Obviously, not all of the tax breaks that were a part of the 2008 law changes affect all building businesses — nor their owners. In fact, many of the provisions contained in our tax laws, both new and existing, might be better ignored.
A builder might, for example, have acquired necessary equipment in 2008. The expenditure for that equipment would qualify as a Section 179 expensing deduction, small enough not to trigger the ceiling. However, with little in the way of profits, a depreciation write-off over a number of years when profits will, hopefully, be greater and the tax bracket more onerous might be more advantageous.
Planning in the face of change
Of more immediate interest may be the basic tax deductions that warrant attention prior to the building operation’s — and the owner’s — tax filing deadlines.
The Office: If you or some of your staff members regularly work from home, you may be entitled to a tax deduction for expenses related to operating that home office. In fact, this deduction may be available to you as an individual even if you have an outside-the-home office and do the bulk of your work at home.
The home office or shop deduction is available to employees, building businesses, business owners, and self-employed contractors, and offers many opportunities for tax deductions. Virtually all outside expenses are deductible, including rent, utilities, insurance, repairs, improvements, maintenance and the like.
Business Smarts: Uncle Sam wants you to get better at what you do, as well as enjoy the fruit of your labor — after taxes. For example, you can deduct expenditures to maintain or improve existing skills, so long as they are related to the building operation. The cost of education that qualifies you for a new job or profession is not deductible, of course.

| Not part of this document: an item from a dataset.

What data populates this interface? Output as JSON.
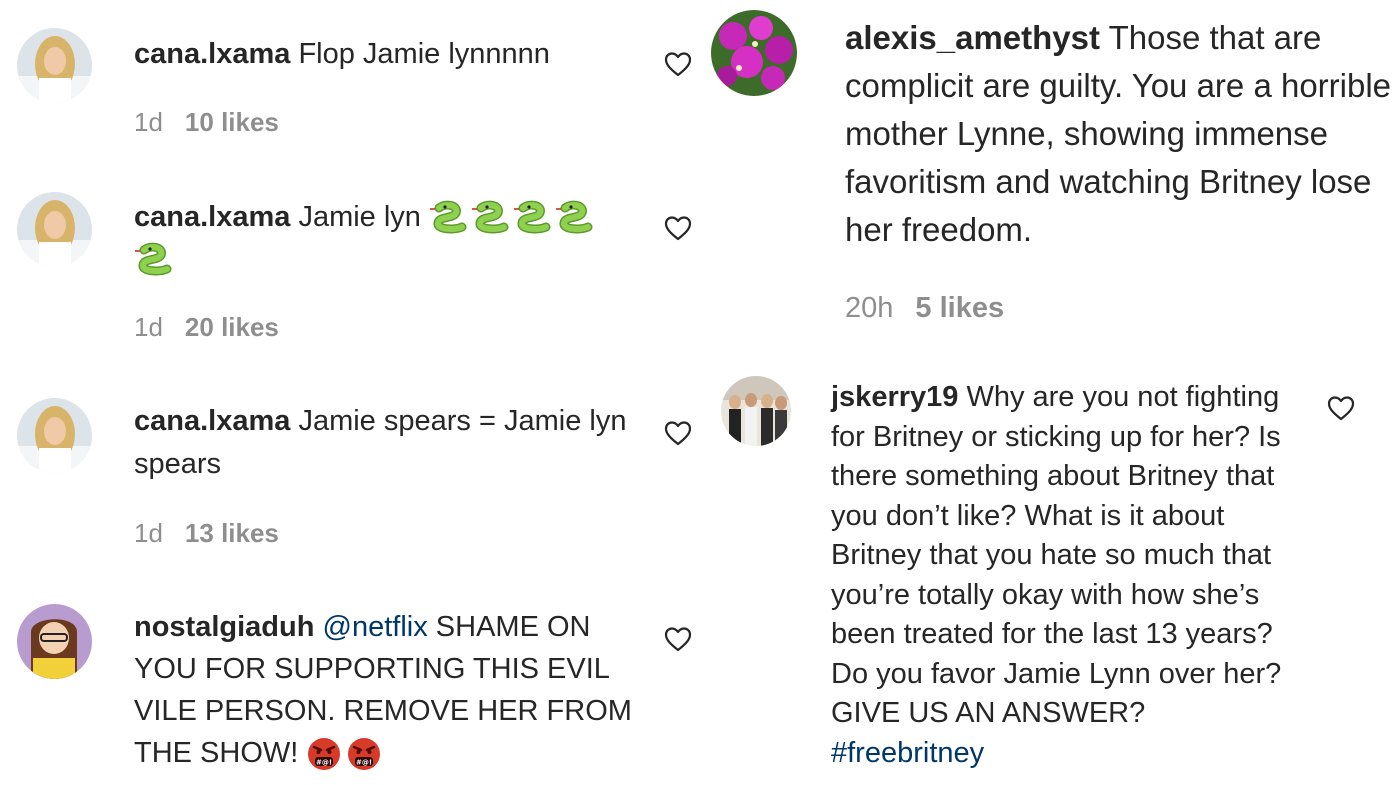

Business Benefits: As business owners, builders and contractors have an advantage that most other businesses do not have with regard to health care costs — they can deduct many of their health insurance costs from their taxes.
When it comes to saving for retirement, contractors, builders and other small business owners are better off than their employees. This is because the government allows small businesses to set up retirement accounts specifically designed for small business owners. Obviously, these retirement accounts cannot ignore any employees the operation may have, but they can and do provide enormous tax benefits intended to maximize the amount of money that can be put away in tax-deferred accounts during working years.
Fun and entertainment: There are also those enjoyable, entertaining tax deductions. Frequently, important business meetings, client contacts and marketing efforts take place at restaurants, golf courses or sporting events. Under our tax rules, you can deduct amounts spent for entertainment and half of the amounts spent for food and beverage.
Remember, however, because taxpayers continue to abuse this deduction, the IRS has strict rules limiting the types and amounts of entertainment costs that are tax deductible — and they enforce them, providing another good reason to seek professional tax advice.
In the area of fringe benefits, retirement plans and the like, the majority of shareholder/owners, partners and principals are considered employees of the business, entitled to reap all rewards offered by the business. Naturally, those benefit programs cannot discriminate in favor of the owner/shareholder or any highly-compensated worker.
It should be obvious by now that professional advice is a virtual necessity for every building business as well as every builder and contractor. It is not too late to take full advantage of the new and, in many cases, temporary, tax breaks that became a reality during 2008. Nor is it too late to develop a strategy that will help reduce the tax bill for the 2008 tax year — and for many years to come.
Mark Battersby has 30-plus years experience with small business issues as a tax and financial consultant, lecturer and writer. Contact him at 610-789-2480 or MEBatt12@Earthlink.net